I recall sitting in Mr. Anderson’s elementary school class wondering who the genius was who decided every state needed its own bird, color, flower, song and tree. That bitterness likely stemmed from the fact that I had to memorize all the states, their capitals and, in some cases, their state motto. Little did I know then how easy I had it; these days, at least 20 states have designated a state amphibian, and of the 27 states that have designated a state beverage, 18 of them honored milk. Pennsylvania even named the Slinky its state toy. All that got me wondering about what kind of car my state would choose as its official vehicle. After a round of completely unscientific polling and observation, I concluded that Colorado’s state car would be a Subaru.
Subaru’s Outback wagon is by far the most ubiquitous model in my neck of the woods, with the Impreza WRX a close second. After a recent test drive of the newly designed and affordably priced Impreza Outback Sport, I suspect it will soon become another ultra-popular choice. Admittedly, I was initially weary of its smallish size and plasticky appointments, but after driving it I found that the Outback Sport has most of the features I need in a simple, sporty package. Check out a side-by-side comparison of this car with last year’s model here.
There’s both an MP3 player input and steering-wheel controls for the audio system, which made driving the car and listening to my favorite tunes (when I wasn’t listening to my teenager’s favorites) easy and fun. This car made me feel just a little bit younger and a whole lot cooler. I loved the way the Outback Sport looked, and the LED “dotted” taillights give this little hatchback a sweet appearance. All contribute to upping my cool factor.
The Outback Sport features Subaru’s symmetrical all-wheel-drive system, which contributes to the automaker’s popularity in places with inclement weather. Unlike an SUV, however, this car’s smaller size makes it easy to maneuver and park. Because my weekly rounds take me to the grocery store more times than I would like to admit, parking ease is pretty high on my list of must-haves. I had no problem loading up my groceries in the ample-sized hatchback cargo area, and I loved the fact that it had a really nice plastic liner to keep winter muck from dirtying up the light gray interior. I worried because the backs of the front seats weren’t made of the same material, and my kids managed to get plenty of muck spread on them, but the seat fabric was quite easy to clean. After letting the gunk dry, I was able to brush off most of the dirt.
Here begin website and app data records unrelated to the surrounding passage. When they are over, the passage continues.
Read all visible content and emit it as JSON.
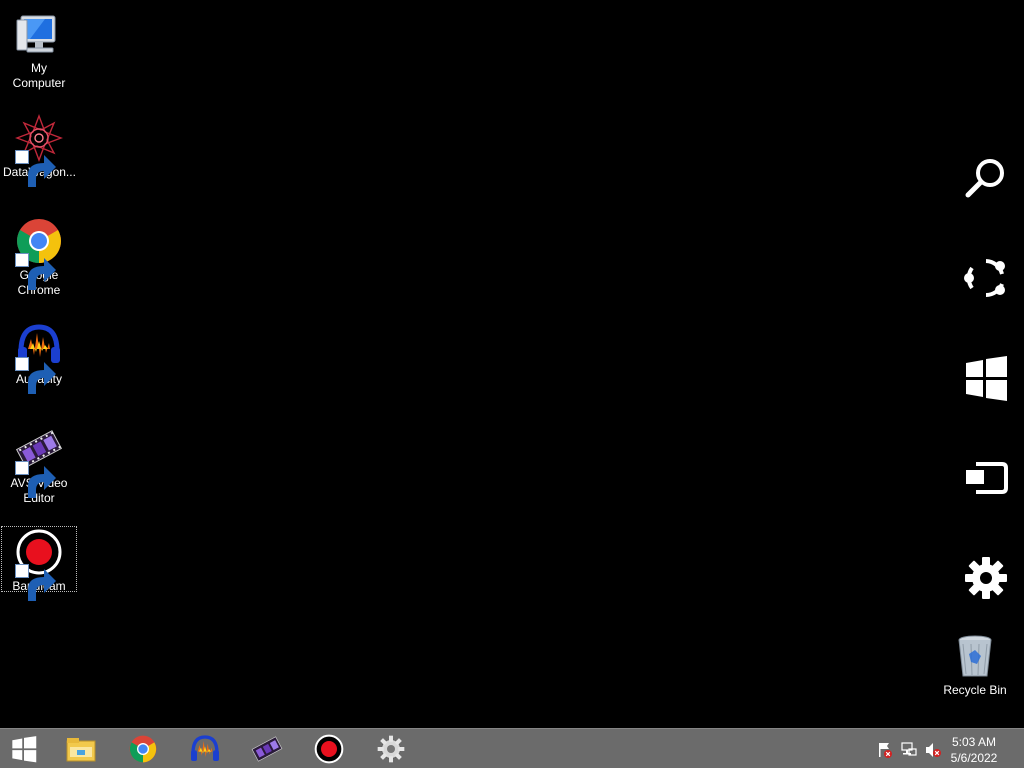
{
  "desktop": {
    "icons": [
      {
        "label": "My Computer",
        "icon": "my-computer-icon"
      },
      {
        "label": "DataWagon...",
        "icon": "datawagon-icon"
      },
      {
        "label": "Google Chrome",
        "icon": "chrome-icon"
      },
      {
        "label": "Audacity",
        "icon": "audacity-icon"
      },
      {
        "label": "AVS Video Editor",
        "icon": "avs-video-editor-icon"
      },
      {
        "label": "Bandicam",
        "icon": "bandicam-icon"
      },
      {
        "label": "Recycle Bin",
        "icon": "recycle-bin-icon"
      }
    ]
  },
  "charms": [
    "search-icon",
    "share-icon",
    "start-icon",
    "devices-icon",
    "settings-icon"
  ],
  "taskbar": {
    "pinned": [
      "start-button",
      "file-explorer-icon",
      "chrome-icon",
      "audacity-icon",
      "avs-video-editor-icon",
      "bandicam-icon",
      "settings-gear-icon"
    ],
    "clock": {
      "time": "5:03 AM",
      "date": "5/6/2022"
    }
  },
  "colors": {
    "taskbar": "#6b6b6b",
    "desktop": "#000000",
    "bandicam_red": "#e8101e"
  }
}
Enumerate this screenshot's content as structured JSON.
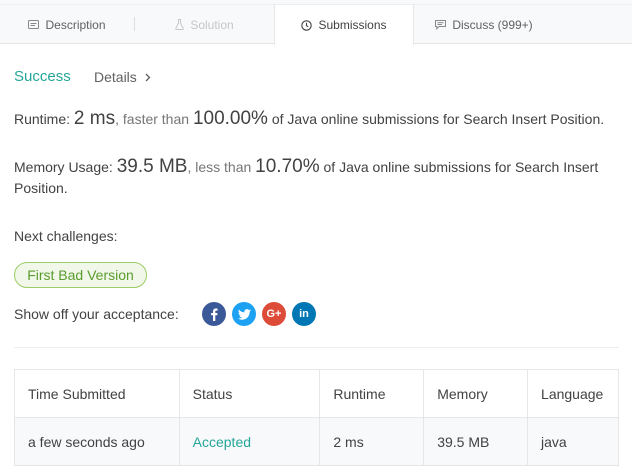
{
  "tabs": [
    {
      "label": "Description",
      "icon": "description-icon",
      "state": "normal"
    },
    {
      "label": "Solution",
      "icon": "flask-icon",
      "state": "disabled"
    },
    {
      "label": "Submissions",
      "icon": "clock-icon",
      "state": "active"
    },
    {
      "label": "Discuss (999+)",
      "icon": "chat-icon",
      "state": "normal"
    }
  ],
  "result": {
    "status": "Success",
    "details_label": "Details"
  },
  "runtime": {
    "prefix": "Runtime: ",
    "value": "2 ms",
    "mid": ", faster than ",
    "percent": "100.00%",
    "suffix": " of Java online submissions for Search Insert Position."
  },
  "memory": {
    "prefix": "Memory Usage: ",
    "value": "39.5 MB",
    "mid": ", less than ",
    "percent": "10.70%",
    "suffix": " of Java online submissions for Search Insert Position."
  },
  "next": {
    "label": "Next challenges:",
    "challenges": [
      "First Bad Version"
    ]
  },
  "share": {
    "label": "Show off your acceptance:",
    "networks": [
      "facebook-icon",
      "twitter-icon",
      "google-plus-icon",
      "linkedin-icon"
    ]
  },
  "submissions_table": {
    "headers": [
      "Time Submitted",
      "Status",
      "Runtime",
      "Memory",
      "Language"
    ],
    "rows": [
      [
        "a few seconds ago",
        "Accepted",
        "2 ms",
        "39.5 MB",
        "java"
      ]
    ]
  },
  "colors": {
    "accent_green": "#26a69a",
    "challenge_green": "#5a9c2e",
    "facebook": "#3b5998",
    "twitter": "#1da1f2",
    "google_plus": "#dd4b39",
    "linkedin": "#0077b5"
  }
}
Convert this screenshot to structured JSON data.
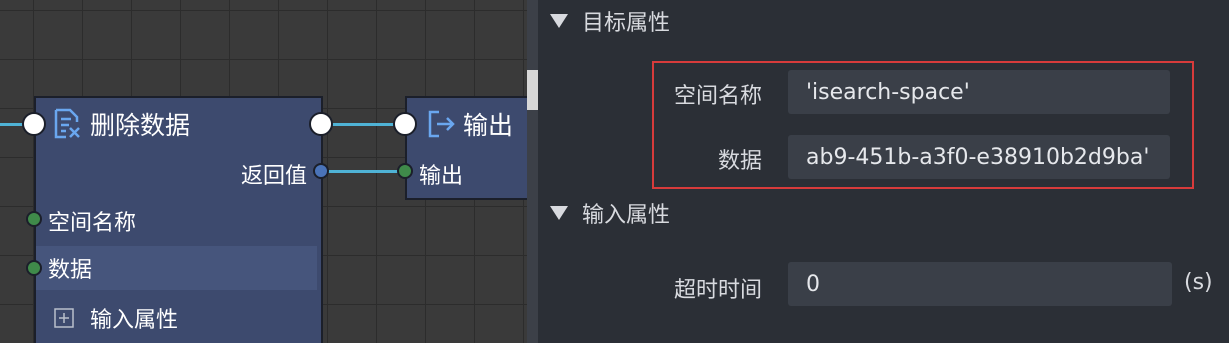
{
  "graph": {
    "delete_node": {
      "title": "删除数据",
      "output_return": "返回值",
      "input_space": "空间名称",
      "input_data": "数据",
      "input_props": "输入属性"
    },
    "output_node": {
      "title": "输出",
      "input_output": "输出"
    },
    "colors": {
      "wire": "#4fb3d6",
      "node_body": "#3d4a6e",
      "icon": "#6aa7f0"
    }
  },
  "panel": {
    "target_section": "目标属性",
    "fields": [
      {
        "label": "空间名称",
        "value": "'isearch-space'"
      },
      {
        "label": "数据",
        "value": "ab9-451b-a3f0-e38910b2d9ba'"
      }
    ],
    "input_section": "输入属性",
    "timeout": {
      "label": "超时时间",
      "value": "0",
      "unit": "(s)"
    },
    "highlight_color": "#d83b3b"
  }
}
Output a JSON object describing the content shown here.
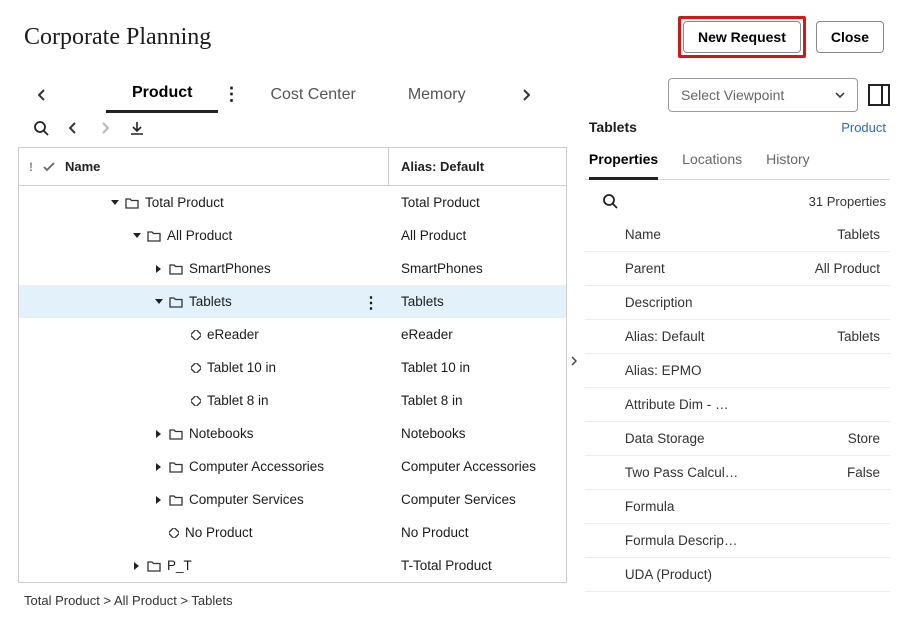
{
  "header": {
    "title": "Corporate Planning",
    "new_request": "New Request",
    "close": "Close"
  },
  "tabs": {
    "items": [
      "Product",
      "Cost Center",
      "Memory"
    ],
    "active_index": 0
  },
  "viewpoint": {
    "placeholder": "Select Viewpoint"
  },
  "grid": {
    "headers": {
      "name": "Name",
      "alias": "Alias: Default"
    },
    "rows": [
      {
        "indent": 0,
        "expander": "down",
        "icon": "folder",
        "name": "Total Product",
        "alias": "Total Product"
      },
      {
        "indent": 1,
        "expander": "down",
        "icon": "folder",
        "name": "All Product",
        "alias": "All Product"
      },
      {
        "indent": 2,
        "expander": "right",
        "icon": "folder",
        "name": "SmartPhones",
        "alias": "SmartPhones"
      },
      {
        "indent": 2,
        "expander": "down",
        "icon": "folder",
        "name": "Tablets",
        "alias": "Tablets",
        "selected": true,
        "menu": true
      },
      {
        "indent": 3,
        "expander": "none",
        "icon": "leaf",
        "name": "eReader",
        "alias": "eReader"
      },
      {
        "indent": 3,
        "expander": "none",
        "icon": "leaf",
        "name": "Tablet 10 in",
        "alias": "Tablet 10 in"
      },
      {
        "indent": 3,
        "expander": "none",
        "icon": "leaf",
        "name": "Tablet 8 in",
        "alias": "Tablet 8 in"
      },
      {
        "indent": 2,
        "expander": "right",
        "icon": "folder",
        "name": "Notebooks",
        "alias": "Notebooks"
      },
      {
        "indent": 2,
        "expander": "right",
        "icon": "folder",
        "name": "Computer Accessories",
        "alias": "Computer Accessories"
      },
      {
        "indent": 2,
        "expander": "right",
        "icon": "folder",
        "name": "Computer Services",
        "alias": "Computer Services"
      },
      {
        "indent": 2,
        "expander": "none",
        "icon": "leaf",
        "name": "No Product",
        "alias": "No Product"
      },
      {
        "indent": 1,
        "expander": "right",
        "icon": "folder",
        "name": "P_T",
        "alias": "T-Total Product"
      }
    ]
  },
  "breadcrumb": "Total Product > All Product > Tablets",
  "details": {
    "title": "Tablets",
    "link": "Product",
    "tabs": [
      "Properties",
      "Locations",
      "History"
    ],
    "active_tab": 0,
    "count_label": "31 Properties",
    "props": [
      {
        "label": "Name",
        "value": "Tablets"
      },
      {
        "label": "Parent",
        "value": "All Product"
      },
      {
        "label": "Description",
        "value": ""
      },
      {
        "label": "Alias: Default",
        "value": "Tablets"
      },
      {
        "label": "Alias: EPMO",
        "value": ""
      },
      {
        "label": "Attribute Dim - …",
        "value": ""
      },
      {
        "label": "Data Storage",
        "value": "Store"
      },
      {
        "label": "Two Pass Calcul…",
        "value": "False"
      },
      {
        "label": "Formula",
        "value": ""
      },
      {
        "label": "Formula Descrip…",
        "value": ""
      },
      {
        "label": "UDA (Product)",
        "value": ""
      }
    ]
  }
}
As I mentioned, the plastic interior was my biggest beef (which no state has named as its official food, surprisingly enough) with this car. The controls feel light and breakable, and the look is a little cheap. Despite this, I enjoyed my two-week drive in the Outback Sport and believe it would be a great car for a small family or young driver. Now, I’m off to Denver to petition getting Subaru’s star cluster logo added to our state seal. Wish me luck!
*For more information on the Subaru Impreza Outback Sport and its safety features, visit Cars.com. With questions or comments regarding this review, write to firstname.lastname@example.org.
LET’S TALK NUMBERS
Latch Connectors: 2
Seating Capacity (includes driver): 5
IT’S THE LITTLE THINGS THAT COUNT
Storage Compartments (Puny, Fair, Ample, Galore): Fair
Cargo/Trunk Space (Puny, Fair, Ample, Galore): Ample
SENSE AND STYLE
Family Friendly (Not Really, Fair, Great, Excellent): Fair-Great
Fun Factor (None, Some, Good Times, Groove On): Good Times
2008 Subaru Impreza Outback Sport
Base price: $19,995
Price as tested: $20,805
Engine: 170-hp, 2.5-liter H-4
Fuel: 20/27 mpg
Ground Clearance: n/a
Turning Radius: 17.4′
Cargo space: 19.0-44.4 cu. ft.
NHTSA Crash-Test Ratings
Driver’s side: 5 Stars
Passenger’s side: 5 Stars
Front occupant: 5 Stars
Rear occupant: 4 Stars
Rollover resistance: 4 Stars